**Task requirements:** Write out the listing again, exactly as it appears below.

**Data under study:**
================================
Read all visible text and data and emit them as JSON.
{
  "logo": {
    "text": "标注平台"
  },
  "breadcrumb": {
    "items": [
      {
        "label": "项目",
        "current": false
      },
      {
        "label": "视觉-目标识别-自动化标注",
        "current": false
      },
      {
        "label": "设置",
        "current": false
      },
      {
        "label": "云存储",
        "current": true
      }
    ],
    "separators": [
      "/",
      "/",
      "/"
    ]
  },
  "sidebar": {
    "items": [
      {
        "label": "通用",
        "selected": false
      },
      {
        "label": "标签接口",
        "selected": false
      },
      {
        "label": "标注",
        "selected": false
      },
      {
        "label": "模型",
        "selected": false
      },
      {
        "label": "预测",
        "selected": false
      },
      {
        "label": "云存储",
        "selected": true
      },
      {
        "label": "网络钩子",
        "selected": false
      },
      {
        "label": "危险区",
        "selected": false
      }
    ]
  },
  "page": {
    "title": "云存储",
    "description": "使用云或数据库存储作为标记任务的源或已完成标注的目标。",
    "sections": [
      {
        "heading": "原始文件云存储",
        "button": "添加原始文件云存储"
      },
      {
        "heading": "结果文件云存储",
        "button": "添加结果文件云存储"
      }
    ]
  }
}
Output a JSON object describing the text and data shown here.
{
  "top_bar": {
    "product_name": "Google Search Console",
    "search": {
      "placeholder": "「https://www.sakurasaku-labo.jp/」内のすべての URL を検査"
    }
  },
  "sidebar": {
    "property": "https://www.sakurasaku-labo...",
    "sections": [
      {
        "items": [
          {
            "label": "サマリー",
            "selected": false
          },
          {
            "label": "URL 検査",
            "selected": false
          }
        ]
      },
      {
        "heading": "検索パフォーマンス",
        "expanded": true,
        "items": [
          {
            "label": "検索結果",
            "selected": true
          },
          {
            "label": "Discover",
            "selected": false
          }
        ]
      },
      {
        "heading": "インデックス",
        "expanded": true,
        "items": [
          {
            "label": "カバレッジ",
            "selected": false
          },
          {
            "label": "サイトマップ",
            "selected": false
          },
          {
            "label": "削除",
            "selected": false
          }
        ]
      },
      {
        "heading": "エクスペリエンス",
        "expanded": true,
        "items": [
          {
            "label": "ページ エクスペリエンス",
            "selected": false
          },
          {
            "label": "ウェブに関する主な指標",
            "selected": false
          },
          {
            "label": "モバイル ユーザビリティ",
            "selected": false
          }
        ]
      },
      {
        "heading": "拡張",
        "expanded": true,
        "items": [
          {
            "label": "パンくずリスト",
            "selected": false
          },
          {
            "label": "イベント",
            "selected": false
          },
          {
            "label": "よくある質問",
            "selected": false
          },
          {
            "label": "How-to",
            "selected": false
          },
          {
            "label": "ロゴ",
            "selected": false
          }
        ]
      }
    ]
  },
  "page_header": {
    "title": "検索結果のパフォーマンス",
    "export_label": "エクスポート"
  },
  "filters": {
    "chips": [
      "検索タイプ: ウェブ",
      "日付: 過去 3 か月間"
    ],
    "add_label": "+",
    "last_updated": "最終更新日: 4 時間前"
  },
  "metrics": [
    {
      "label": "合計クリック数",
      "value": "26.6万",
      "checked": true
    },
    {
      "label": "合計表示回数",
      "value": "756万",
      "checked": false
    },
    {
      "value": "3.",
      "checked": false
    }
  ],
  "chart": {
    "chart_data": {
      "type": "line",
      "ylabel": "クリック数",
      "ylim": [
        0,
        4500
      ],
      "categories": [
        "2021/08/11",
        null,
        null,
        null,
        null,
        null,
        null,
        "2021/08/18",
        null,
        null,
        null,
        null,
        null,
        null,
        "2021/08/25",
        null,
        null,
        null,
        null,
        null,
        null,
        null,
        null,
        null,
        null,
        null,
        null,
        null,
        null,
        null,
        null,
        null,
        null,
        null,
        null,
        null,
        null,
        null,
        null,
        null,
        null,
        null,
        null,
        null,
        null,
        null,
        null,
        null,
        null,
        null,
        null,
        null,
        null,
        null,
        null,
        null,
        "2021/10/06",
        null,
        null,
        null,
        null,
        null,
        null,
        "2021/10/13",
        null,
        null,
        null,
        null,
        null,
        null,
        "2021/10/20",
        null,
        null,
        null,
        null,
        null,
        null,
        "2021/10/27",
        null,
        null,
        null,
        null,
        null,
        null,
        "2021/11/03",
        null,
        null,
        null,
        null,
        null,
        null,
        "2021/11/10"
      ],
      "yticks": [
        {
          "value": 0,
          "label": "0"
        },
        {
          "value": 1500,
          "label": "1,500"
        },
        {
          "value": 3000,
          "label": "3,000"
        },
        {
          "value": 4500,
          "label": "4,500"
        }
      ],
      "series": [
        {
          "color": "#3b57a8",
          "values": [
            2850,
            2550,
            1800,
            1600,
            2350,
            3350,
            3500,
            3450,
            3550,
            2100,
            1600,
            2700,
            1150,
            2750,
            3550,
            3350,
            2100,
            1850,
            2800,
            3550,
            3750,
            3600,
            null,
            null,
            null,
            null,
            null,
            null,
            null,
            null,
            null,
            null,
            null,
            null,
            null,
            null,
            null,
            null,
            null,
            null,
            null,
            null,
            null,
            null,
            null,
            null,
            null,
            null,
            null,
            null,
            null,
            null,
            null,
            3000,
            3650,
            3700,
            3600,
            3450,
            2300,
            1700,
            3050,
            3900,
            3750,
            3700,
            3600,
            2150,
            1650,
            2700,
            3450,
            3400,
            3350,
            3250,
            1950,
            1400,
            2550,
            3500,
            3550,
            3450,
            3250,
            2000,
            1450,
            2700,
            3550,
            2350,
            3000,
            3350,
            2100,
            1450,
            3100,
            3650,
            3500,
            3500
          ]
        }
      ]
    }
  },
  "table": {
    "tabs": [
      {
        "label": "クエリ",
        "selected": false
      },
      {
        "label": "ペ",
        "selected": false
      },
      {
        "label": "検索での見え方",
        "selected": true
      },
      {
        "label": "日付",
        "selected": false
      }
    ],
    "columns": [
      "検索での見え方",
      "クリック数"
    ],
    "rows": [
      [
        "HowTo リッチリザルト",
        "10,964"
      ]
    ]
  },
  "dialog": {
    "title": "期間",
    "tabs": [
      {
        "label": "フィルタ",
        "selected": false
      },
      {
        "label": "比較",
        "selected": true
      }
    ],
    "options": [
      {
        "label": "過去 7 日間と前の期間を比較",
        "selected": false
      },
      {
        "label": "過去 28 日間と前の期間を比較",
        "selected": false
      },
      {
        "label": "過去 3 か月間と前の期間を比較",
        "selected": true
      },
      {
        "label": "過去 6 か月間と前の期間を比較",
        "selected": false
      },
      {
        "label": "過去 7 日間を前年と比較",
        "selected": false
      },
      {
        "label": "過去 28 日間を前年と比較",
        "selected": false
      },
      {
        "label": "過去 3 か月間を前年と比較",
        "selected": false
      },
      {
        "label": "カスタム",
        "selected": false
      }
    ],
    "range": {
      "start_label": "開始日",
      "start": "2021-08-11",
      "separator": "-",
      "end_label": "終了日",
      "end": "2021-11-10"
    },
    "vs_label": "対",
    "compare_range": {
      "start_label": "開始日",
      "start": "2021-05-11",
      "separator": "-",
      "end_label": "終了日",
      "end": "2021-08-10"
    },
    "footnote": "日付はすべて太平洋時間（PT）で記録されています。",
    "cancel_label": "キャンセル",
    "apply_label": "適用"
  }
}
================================
**Written response:**
Read all visible text and data and emit them as JSON.
{
  "logo": {
    "text": "标注平台"
  },
  "breadcrumb": {
    "items": [
      {
        "label": "项目",
        "current": false
      },
      {
        "label": "视觉-目标识别-自动化标注",
        "current": false
      },
      {
        "label": "设置",
        "current": false
      },
      {
        "label": "云存储",
        "current": true
      }
    ],
    "separators": [
      "/",
      "/",
      "/"
    ]
  },
  "sidebar": {
    "items": [
      {
        "label": "通用",
        "selected": false
      },
      {
        "label": "标签接口",
        "selected": false
      },
      {
        "label": "标注",
        "selected": false
      },
      {
        "label": "模型",
        "selected": false
      },
      {
        "label": "预测",
        "selected": false
      },
      {
        "label": "云存储",
        "selected": true
      },
      {
        "label": "网络钩子",
        "selected": false
      },
      {
        "label": "危险区",
        "selected": false
      }
    ]
  },
  "page": {
    "title": "云存储",
    "description": "使用云或数据库存储作为标记任务的源或已完成标注的目标。",
    "sections": [
      {
        "heading": "原始文件云存储",
        "button": "添加原始文件云存储"
      },
      {
        "heading": "结果文件云存储",
        "button": "添加结果文件云存储"
      }
    ]
  }
}
Output a JSON object describing the text and data shown here.
{
  "top_bar": {
    "product_name": "Google Search Console",
    "search": {
      "placeholder": "「https://www.sakurasaku-labo.jp/」内のすべての URL を検査"
    }
  },
  "sidebar": {
    "property": "https://www.sakurasaku-labo...",
    "sections": [
      {
        "items": [
          {
            "label": "サマリー",
            "selected": false
          },
          {
            "label": "URL 検査",
            "selected": false
          }
        ]
      },
      {
        "heading": "検索パフォーマンス",
        "expanded": true,
        "items": [
          {
            "label": "検索結果",
            "selected": true
          },
          {
            "label": "Discover",
            "selected": false
          }
        ]
      },
      {
        "heading": "インデックス",
        "expanded": true,
        "items": [
          {
            "label": "カバレッジ",
            "selected": false
          },
          {
            "label": "サイトマップ",
            "selected": false
          },
          {
            "label": "削除",
            "selected": false
          }
        ]
      },
      {
        "heading": "エクスペリエンス",
        "expanded": true,
        "items": [
          {
            "label": "ページ エクスペリエンス",
            "selected": false
          },
          {
            "label": "ウェブに関する主な指標",
            "selected": false
          },
          {
            "label": "モバイル ユーザビリティ",
            "selected": false
          }
        ]
      },
      {
        "heading": "拡張",
        "expanded": true,
        "items": [
          {
            "label": "パンくずリスト",
            "selected": false
          },
          {
            "label": "イベント",
            "selected": false
          },
          {
            "label": "よくある質問",
            "selected": false
          },
          {
            "label": "How-to",
            "selected": false
          },
          {
            "label": "ロゴ",
            "selected": false
          }
        ]
      }
    ]
  },
  "page_header": {
    "title": "検索結果のパフォーマンス",
    "export_label": "エクスポート"
  },
  "filters": {
    "chips": [
      "検索タイプ: ウェブ",
      "日付: 過去 3 か月間"
    ],
    "add_label": "+",
    "last_updated": "最終更新日: 4 時間前"
  },
  "metrics": [
    {
      "label": "合計クリック数",
      "value": "26.6万",
      "checked": true
    },
    {
      "label": "合計表示回数",
      "value": "756万",
      "checked": false
    },
    {
      "value": "3.",
      "checked": false
    }
  ],
  "chart": {
    "chart_data": {
      "type": "line",
      "ylabel": "クリック数",
      "ylim": [
        0,
        4500
      ],
      "categories": [
        "2021/08/11",
        null,
        null,
        null,
        null,
        null,
        null,
        "2021/08/18",
        null,
        null,
        null,
        null,
        null,
        null,
        "2021/08/25",
        null,
        null,
        null,
        null,
        null,
        null,
        null,
        null,
        null,
        null,
        null,
        null,
        null,
        null,
        null,
        null,
        null,
        null,
        null,
        null,
        null,
        null,
        null,
        null,
        null,
        null,
        null,
        null,
        null,
        null,
        null,
        null,
        null,
        null,
        null,
        null,
        null,
        null,
        null,
        null,
        null,
        "2021/10/06",
        null,
        null,
        null,
        null,
        null,
        null,
        "2021/10/13",
        null,
        null,
        null,
        null,
        null,
        null,
        "2021/10/20",
        null,
        null,
        null,
        null,
        null,
        null,
        "2021/10/27",
        null,
        null,
        null,
        null,
        null,
        null,
        "2021/11/03",
        null,
        null,
        null,
        null,
        null,
        null,
        "2021/11/10"
      ],
      "yticks": [
        {
          "value": 0,
          "label": "0"
        },
        {
          "value": 1500,
          "label": "1,500"
        },
        {
          "value": 3000,
          "label": "3,000"
        },
        {
          "value": 4500,
          "label": "4,500"
        }
      ],
      "series": [
        {
          "color": "#3b57a8",
          "values": [
            2850,
            2550,
            1800,
            1600,
            2350,
            3350,
            3500,
            3450,
            3550,
            2100,
            1600,
            2700,
            1150,
            2750,
            3550,
            3350,
            2100,
            1850,
            2800,
            3550,
            3750,
            3600,
            null,
            null,
            null,
            null,
            null,
            null,
            null,
            null,
            null,
            null,
            null,
            null,
            null,
            null,
            null,
            null,
            null,
            null,
            null,
            null,
            null,
            null,
            null,
            null,
            null,
            null,
            null,
            null,
            null,
            null,
            null,
            3000,
            3650,
            3700,
            3600,
            3450,
            2300,
            1700,
            3050,
            3900,
            3750,
            3700,
            3600,
            2150,
            1650,
            2700,
            3450,
            3400,
            3350,
            3250,
            1950,
            1400,
            2550,
            3500,
            3550,
            3450,
            3250,
            2000,
            1450,
            2700,
            3550,
            2350,
            3000,
            3350,
            2100,
            1450,
            3100,
            3650,
            3500,
            3500
          ]
        }
      ]
    }
  },
  "table": {
    "tabs": [
      {
        "label": "クエリ",
        "selected": false
      },
      {
        "label": "ペ",
        "selected": false
      },
      {
        "label": "検索での見え方",
        "selected": true
      },
      {
        "label": "日付",
        "selected": false
      }
    ],
    "columns": [
      "検索での見え方",
      "クリック数"
    ],
    "rows": [
      [
        "HowTo リッチリザルト",
        "10,964"
      ]
    ]
  },
  "dialog": {
    "title": "期間",
    "tabs": [
      {
        "label": "フィルタ",
        "selected": false
      },
      {
        "label": "比較",
        "selected": true
      }
    ],
    "options": [
      {
        "label": "過去 7 日間と前の期間を比較",
        "selected": false
      },
      {
        "label": "過去 28 日間と前の期間を比較",
        "selected": false
      },
      {
        "label": "過去 3 か月間と前の期間を比較",
        "selected": true
      },
      {
        "label": "過去 6 か月間と前の期間を比較",
        "selected": false
      },
      {
        "label": "過去 7 日間を前年と比較",
        "selected": false
      },
      {
        "label": "過去 28 日間を前年と比較",
        "selected": false
      },
      {
        "label": "過去 3 か月間を前年と比較",
        "selected": false
      },
      {
        "label": "カスタム",
        "selected": false
      }
    ],
    "range": {
      "start_label": "開始日",
      "start": "2021-08-11",
      "separator": "-",
      "end_label": "終了日",
      "end": "2021-11-10"
    },
    "vs_label": "対",
    "compare_range": {
      "start_label": "開始日",
      "start": "2021-05-11",
      "separator": "-",
      "end_label": "終了日",
      "end": "2021-08-10"
    },
    "footnote": "日付はすべて太平洋時間（PT）で記録されています。",
    "cancel_label": "キャンセル",
    "apply_label": "適用"
  }
}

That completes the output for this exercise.